September 25, 2023


Reading Jonah BackwardA new look at the biblical tale we read on Yom Kippur reveals a story of God's ability to change (NEIL HIRSCH, SEPTEMBER 21, 2023, Tablet)

To solve the question of modeling, readers should look to the last verses of the book.

Jonah has set up camp east of the walls of Nineveh after delivering his prophecy. He sets up a booth there, waiting to see what comes of the city. The sun is fierce, and Jonah grows deeply uncomfortable, praying for death. So, God provides a kikayon--a gourd or shade plant--that eases Jonah's discomfort. The next day, though, God also provides a worm that kills the plant, and Jonah again grows desperate in the heat.

And so it is in the end that God delivers the book's ultimate message, which communicates a sense of mercy over punishing justice. "You cared about the plant, which you did not work for and which you did not grow, which appeared overnight and perished overnight. And should not I care about Nineveh, that great city, in which there are more than a hundred and twenty thousand persons who do not yet know their right hand from their left, and many beasts as well!" (Jonah 4:10-11, NJPS). Until the final two verses of the book, God only speaks to Jonah twice, instructing him with almost identical words to go to Nineveh.

Now, God speaks to Jonah to offer a moral for him and us.

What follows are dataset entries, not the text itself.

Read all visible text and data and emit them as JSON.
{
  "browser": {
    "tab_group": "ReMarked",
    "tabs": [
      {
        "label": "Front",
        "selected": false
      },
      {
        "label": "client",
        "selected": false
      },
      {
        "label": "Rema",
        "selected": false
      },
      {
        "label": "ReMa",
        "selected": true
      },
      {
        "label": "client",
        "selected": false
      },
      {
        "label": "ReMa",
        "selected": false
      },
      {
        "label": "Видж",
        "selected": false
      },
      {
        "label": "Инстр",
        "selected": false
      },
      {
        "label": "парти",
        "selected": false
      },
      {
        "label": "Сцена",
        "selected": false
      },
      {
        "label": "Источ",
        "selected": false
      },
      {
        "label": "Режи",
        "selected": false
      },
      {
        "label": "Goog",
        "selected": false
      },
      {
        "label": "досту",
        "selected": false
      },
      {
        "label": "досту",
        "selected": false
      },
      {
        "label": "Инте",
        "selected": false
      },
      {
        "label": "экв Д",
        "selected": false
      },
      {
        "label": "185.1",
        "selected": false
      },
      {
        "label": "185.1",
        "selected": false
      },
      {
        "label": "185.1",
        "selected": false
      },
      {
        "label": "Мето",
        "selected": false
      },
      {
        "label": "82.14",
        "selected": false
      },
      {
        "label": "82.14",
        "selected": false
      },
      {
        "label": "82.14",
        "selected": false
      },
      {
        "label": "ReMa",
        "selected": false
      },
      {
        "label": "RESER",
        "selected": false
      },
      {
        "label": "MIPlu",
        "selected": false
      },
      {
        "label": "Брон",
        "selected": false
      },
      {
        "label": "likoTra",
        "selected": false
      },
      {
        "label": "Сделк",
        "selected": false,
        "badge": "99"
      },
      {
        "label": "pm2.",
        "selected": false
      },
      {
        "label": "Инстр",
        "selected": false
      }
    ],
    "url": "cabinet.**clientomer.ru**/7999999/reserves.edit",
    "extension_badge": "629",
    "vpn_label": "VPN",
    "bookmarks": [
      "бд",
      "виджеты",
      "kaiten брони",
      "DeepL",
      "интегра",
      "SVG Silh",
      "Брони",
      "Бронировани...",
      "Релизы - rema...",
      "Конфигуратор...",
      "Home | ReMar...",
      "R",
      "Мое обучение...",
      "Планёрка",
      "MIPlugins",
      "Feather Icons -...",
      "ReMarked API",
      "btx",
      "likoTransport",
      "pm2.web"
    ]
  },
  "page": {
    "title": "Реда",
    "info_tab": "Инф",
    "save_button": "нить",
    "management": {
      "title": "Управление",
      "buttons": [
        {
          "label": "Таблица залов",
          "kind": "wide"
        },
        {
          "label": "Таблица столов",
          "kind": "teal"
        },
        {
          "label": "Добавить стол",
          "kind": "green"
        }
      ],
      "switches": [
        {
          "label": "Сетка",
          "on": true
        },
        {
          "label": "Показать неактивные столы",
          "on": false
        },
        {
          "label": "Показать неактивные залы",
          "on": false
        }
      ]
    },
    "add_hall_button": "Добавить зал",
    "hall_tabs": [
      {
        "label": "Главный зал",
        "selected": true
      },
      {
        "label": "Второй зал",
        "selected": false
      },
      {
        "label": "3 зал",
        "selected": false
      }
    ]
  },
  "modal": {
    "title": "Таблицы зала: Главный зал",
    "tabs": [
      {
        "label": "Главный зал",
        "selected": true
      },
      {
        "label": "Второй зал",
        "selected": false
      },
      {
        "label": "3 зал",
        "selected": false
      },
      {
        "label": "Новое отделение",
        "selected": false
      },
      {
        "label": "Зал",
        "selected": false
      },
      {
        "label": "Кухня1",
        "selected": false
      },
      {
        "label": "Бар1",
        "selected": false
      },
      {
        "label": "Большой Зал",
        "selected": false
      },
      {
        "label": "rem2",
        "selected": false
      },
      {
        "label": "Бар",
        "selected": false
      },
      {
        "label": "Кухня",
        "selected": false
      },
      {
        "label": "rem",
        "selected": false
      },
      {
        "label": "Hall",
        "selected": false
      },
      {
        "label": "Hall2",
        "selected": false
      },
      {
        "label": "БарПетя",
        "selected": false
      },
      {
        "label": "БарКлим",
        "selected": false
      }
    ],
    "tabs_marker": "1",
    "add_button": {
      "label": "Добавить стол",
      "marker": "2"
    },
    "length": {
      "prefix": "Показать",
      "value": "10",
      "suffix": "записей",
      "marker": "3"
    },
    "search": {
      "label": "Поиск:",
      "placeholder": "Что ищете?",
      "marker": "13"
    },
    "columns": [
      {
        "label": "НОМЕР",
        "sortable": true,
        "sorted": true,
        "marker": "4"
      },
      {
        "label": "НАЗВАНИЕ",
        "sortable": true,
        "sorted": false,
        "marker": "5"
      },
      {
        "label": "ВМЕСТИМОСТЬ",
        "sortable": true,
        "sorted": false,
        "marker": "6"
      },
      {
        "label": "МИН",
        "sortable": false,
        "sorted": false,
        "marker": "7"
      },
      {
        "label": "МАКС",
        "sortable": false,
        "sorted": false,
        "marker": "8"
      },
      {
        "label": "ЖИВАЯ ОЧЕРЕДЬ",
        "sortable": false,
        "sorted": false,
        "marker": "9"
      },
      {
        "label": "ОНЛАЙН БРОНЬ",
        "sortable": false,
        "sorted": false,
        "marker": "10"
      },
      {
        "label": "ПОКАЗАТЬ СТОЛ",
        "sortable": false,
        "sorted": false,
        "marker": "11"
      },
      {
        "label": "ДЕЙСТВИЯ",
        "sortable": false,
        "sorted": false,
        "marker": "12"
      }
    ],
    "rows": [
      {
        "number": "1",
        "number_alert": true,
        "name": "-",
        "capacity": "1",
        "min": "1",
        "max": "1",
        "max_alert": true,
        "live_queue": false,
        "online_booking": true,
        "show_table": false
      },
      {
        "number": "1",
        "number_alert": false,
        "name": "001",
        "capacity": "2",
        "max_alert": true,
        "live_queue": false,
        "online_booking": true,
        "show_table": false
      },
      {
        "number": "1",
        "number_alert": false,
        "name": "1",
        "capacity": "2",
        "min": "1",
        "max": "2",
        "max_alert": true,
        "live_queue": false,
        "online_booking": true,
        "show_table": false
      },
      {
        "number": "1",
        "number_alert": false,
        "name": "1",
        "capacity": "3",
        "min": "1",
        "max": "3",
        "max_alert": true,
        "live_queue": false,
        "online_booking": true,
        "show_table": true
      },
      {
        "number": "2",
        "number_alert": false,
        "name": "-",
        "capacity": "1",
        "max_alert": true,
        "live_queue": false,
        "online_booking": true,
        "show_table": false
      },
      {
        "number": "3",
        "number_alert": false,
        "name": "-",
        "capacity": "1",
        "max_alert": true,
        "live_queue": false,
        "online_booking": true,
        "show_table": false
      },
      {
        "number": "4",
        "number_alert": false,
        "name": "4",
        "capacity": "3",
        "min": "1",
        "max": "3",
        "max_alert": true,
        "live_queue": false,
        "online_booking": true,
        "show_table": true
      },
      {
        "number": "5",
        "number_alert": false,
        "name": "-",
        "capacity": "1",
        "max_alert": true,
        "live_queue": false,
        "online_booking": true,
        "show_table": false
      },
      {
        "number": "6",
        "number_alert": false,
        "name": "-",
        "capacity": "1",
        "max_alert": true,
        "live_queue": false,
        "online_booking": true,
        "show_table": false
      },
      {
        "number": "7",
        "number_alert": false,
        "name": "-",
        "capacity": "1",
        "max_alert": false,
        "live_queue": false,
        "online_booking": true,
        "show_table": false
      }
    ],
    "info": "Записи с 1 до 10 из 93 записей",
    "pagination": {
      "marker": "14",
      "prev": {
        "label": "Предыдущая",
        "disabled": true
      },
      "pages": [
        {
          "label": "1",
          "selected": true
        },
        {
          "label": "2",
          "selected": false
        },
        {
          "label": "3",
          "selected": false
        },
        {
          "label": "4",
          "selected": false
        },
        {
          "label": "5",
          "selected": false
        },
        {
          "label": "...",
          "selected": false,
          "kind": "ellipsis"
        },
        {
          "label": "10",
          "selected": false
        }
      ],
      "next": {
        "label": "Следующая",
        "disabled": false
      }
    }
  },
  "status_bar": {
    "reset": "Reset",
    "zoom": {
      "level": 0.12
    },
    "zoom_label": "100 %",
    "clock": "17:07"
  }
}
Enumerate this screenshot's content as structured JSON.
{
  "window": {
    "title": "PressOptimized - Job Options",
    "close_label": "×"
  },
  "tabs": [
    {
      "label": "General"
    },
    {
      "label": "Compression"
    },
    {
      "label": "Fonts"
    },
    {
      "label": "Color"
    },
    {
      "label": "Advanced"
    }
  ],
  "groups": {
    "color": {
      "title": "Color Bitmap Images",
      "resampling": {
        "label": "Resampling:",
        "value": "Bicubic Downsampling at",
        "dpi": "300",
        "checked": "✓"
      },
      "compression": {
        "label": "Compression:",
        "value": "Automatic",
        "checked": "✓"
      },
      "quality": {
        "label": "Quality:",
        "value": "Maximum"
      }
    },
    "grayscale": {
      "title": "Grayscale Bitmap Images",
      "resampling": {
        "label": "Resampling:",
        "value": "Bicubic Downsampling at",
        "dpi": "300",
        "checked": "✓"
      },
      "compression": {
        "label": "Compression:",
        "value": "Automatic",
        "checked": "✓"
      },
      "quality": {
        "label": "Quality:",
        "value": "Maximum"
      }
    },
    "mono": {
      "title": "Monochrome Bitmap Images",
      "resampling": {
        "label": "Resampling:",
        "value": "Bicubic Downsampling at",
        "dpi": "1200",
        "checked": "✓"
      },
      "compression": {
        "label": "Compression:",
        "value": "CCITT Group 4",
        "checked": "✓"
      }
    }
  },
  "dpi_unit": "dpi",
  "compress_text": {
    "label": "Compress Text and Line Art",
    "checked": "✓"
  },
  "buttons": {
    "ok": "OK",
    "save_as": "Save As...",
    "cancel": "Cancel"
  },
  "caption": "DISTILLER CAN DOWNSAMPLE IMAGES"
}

Had Jonah not run in the other direction, there would have been no need for the sailors. If the storm had not come, Jonah would have never been heaved overboard and swallowed by the whale. Were he not given the time to sit in the whale's stomach, Jonah would have never had the second chance to go to Nineveh. Each chapter builds toward the final verses, in which God speaks enigmatically.

Yet, reading the story backward, God's intent becomes more evident. God seems to say, I care about the city of Nineveh. I have cultivated it, like a gardener cultivates a plant for shade, helping its people grow it into a significant--albeit imperfect--place. At first, I may have wanted to destroy it, but now seeing how they've changed, I realize I too must change. I care for those people. That is why God sent Jonah to the city, to deliver a message that enables God to be merciful and kind, rather than wrathful and destructive.

It is the final verses we should put first, especially when reading the book to reinforce what we are attempting to do on Yom Kippur. God is the model for teshuvah in the story of Jonah. God has impulses toward destruction, which have been on display since Noah. Jonah is upset because he embodies the expectation that God's justice will come in the form of destruction. But Jonah says it himself, "I know that You are a compassionate and gracious God, slow to anger, abounding in kindness, renouncing punishment" (Jonah 4:2, NJPS). The message is that God can transform. God can change to do the caring thing rather than the punishing thing. And we--especially at a time of repentance--should strive to do the same.

As we'll see, He has a lot more growing up to do.  But He gets there.

Posted by at September 25, 2023 12:00 AM